The approximately 3,000 Northern Tepehuán group covered by Radio XETAR resides in the southwestern portion of Chihuahua and in the adjoining northern region of Durango. Their southern cousins reside in the center of Durango and Nayarit. This group can be found in the uplands and the lowlands of the Sierra Tarahumara. The Northern Tepehuán have managed to maintain their cultural identity despite several centuries of contact with the Rarámuri and Mestizo population (Pennington 1969). A degree of acculturation has occurred among the Tepehuán, given that some speak Spanish and Tarahumar (Pennington 1963). More recently, Schmidt (1995) indicates that even in remote areas “it is not uncommon to see the Tepehuán in Mexican style clothing ... and possessing other foreign products.” Acculturation has resulted from increased presence of the mass media, education, tourism, the railroad, new roads, etc.

The Rarámuri form the largest, and perhaps the most studied, indigenous group in the Sierra Tarahumara.
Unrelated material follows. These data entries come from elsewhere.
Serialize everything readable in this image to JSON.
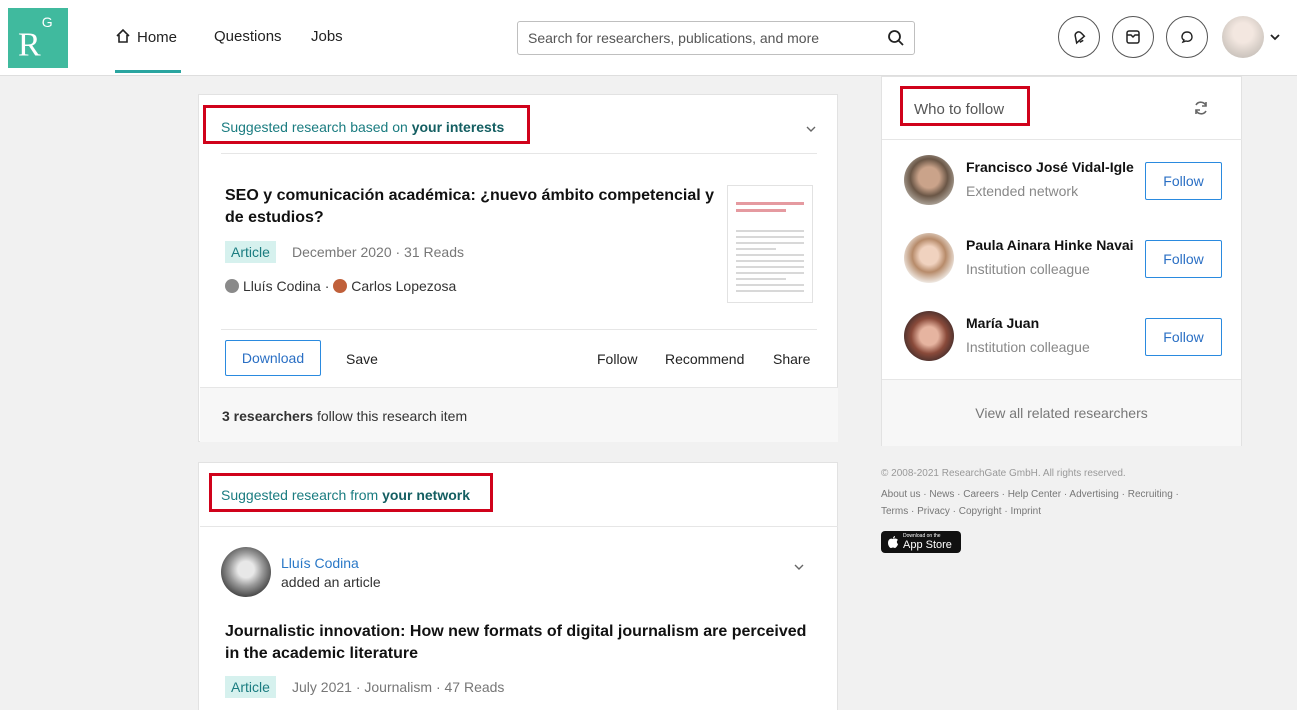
{
  "nav": {
    "logo": "R",
    "logo_sup": "G",
    "home": "Home",
    "questions": "Questions",
    "jobs": "Jobs",
    "search_placeholder": "Search for researchers, publications, and more"
  },
  "card_interests": {
    "header_prefix": "Suggested research based on ",
    "header_bold": "your interests",
    "title": "SEO y comunicación académica: ¿nuevo ámbito competencial y de estudios?",
    "tag": "Article",
    "meta": "December 2020 · 31 Reads",
    "author1": "Lluís Codina",
    "separator": " · ",
    "author2": "Carlos Lopezosa",
    "download": "Download",
    "save": "Save",
    "follow": "Follow",
    "recommend": "Recommend",
    "share": "Share",
    "followers_bold": "3 researchers",
    "followers_rest": " follow this research item"
  },
  "card_network": {
    "header_prefix": "Suggested research from ",
    "header_bold": "your network",
    "author": "Lluís Codina",
    "action": "added an article",
    "title": "Journalistic innovation: How new formats of digital journalism are perceived in the academic literature",
    "tag": "Article",
    "meta": "July 2021 · Journalism · 47 Reads"
  },
  "who_to_follow": {
    "title": "Who to follow",
    "people": [
      {
        "name": "Francisco José Vidal-Igle",
        "sub": "Extended network",
        "button": "Follow"
      },
      {
        "name": "Paula Ainara Hinke Navai",
        "sub": "Institution colleague",
        "button": "Follow"
      },
      {
        "name": "María Juan",
        "sub": "Institution colleague",
        "button": "Follow"
      }
    ],
    "view_all": "View all related researchers"
  },
  "footer": {
    "copyright": "© 2008-2021 ResearchGate GmbH. All rights reserved.",
    "links1": "About us · News · Careers · Help Center · Advertising · Recruiting ·",
    "links2": "Terms · Privacy · Copyright · Imprint",
    "appstore_small": "Download on the",
    "appstore": "App Store"
  },
  "colors": {
    "brand": "#40ba9e",
    "accent_teal": "#1a7c80",
    "link_blue": "#2a78c7",
    "highlight_red": "#d0021b"
  }
}
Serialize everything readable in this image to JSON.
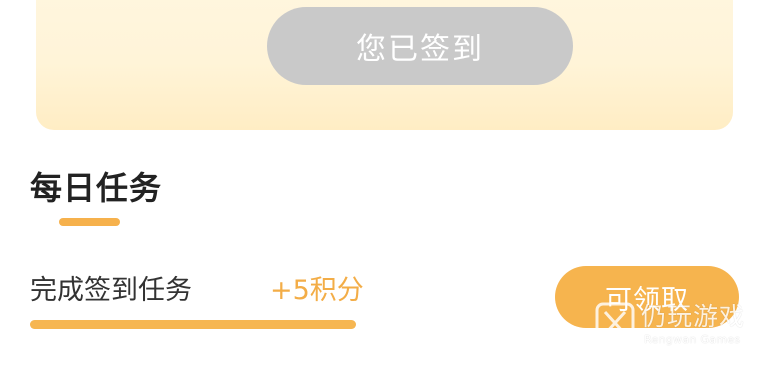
{
  "checkin": {
    "button_label": "您已签到"
  },
  "daily_tasks": {
    "title": "每日任务",
    "tasks": [
      {
        "label": "完成签到任务",
        "reward": "+5积分",
        "progress": 1.0,
        "action_label": "可领取"
      }
    ]
  },
  "watermark": {
    "text": "仍玩游戏",
    "subtext": "Rengwan Games"
  },
  "colors": {
    "accent": "#f6b44e",
    "disabled_button": "#c9c9c9",
    "card_bg_top": "#fff6df",
    "card_bg_bottom": "#ffedc4",
    "title_text": "#222222"
  }
}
It is the best known to tourists who invariably will encounter the Rarámuri when crossing the Sierra Tarahumara from Chihuahua City to Los Mochis, Sinaloa via the famous and very scenic route of the Chihuahua-al-Pacífico railroad. The Rarámuri are known to the outside world because of their legendary running stamina and their kickball game, which involves moving a wooden ball with their feet along a set course (Pennington 1981). They are a seasonally nomadic people that cultivate crops, such as maize and squash, and raise goats and sheep for sustenance. They spend the warm weather months in the highlands, on top of the canyons, and descend to the bottom of canyons, such as the famous Copper Canyon, during the winter months (See Figure 2). González Rodríguez (1982) and other scholars of the Sierra Tarahumara indicate that the Rarámuri shun contact with outsiders and prefer not to leave their familiar surroundings, although physical encroachment on their lands and hunger has driven some to migrate to urban areas in search of charity. This charity or “Korima,” as it is known in the Rarámuri tongue, is an acceptable form of subsistence in hard times.


Missions and churches, some of which date to 1607, dot some parts of the Sierra Tarahumara, reflecting the presence of Catholicism (Bennett and Zingg 1986). The Rarámuri reside in individual dwellings—sometimes in caves during the winter—located in small settlements (rancherías), many of which are linked politically and socially to a town with a church or mission, although many are quite distant from settlements and somewhat inaccessible (González et al. 1994). Their social, work, and religious calendars are closely associated with festivals and ceremonies. This group, which constitutes a large portion of the region’s indigenous population, is the primary audience of Radio XETAR.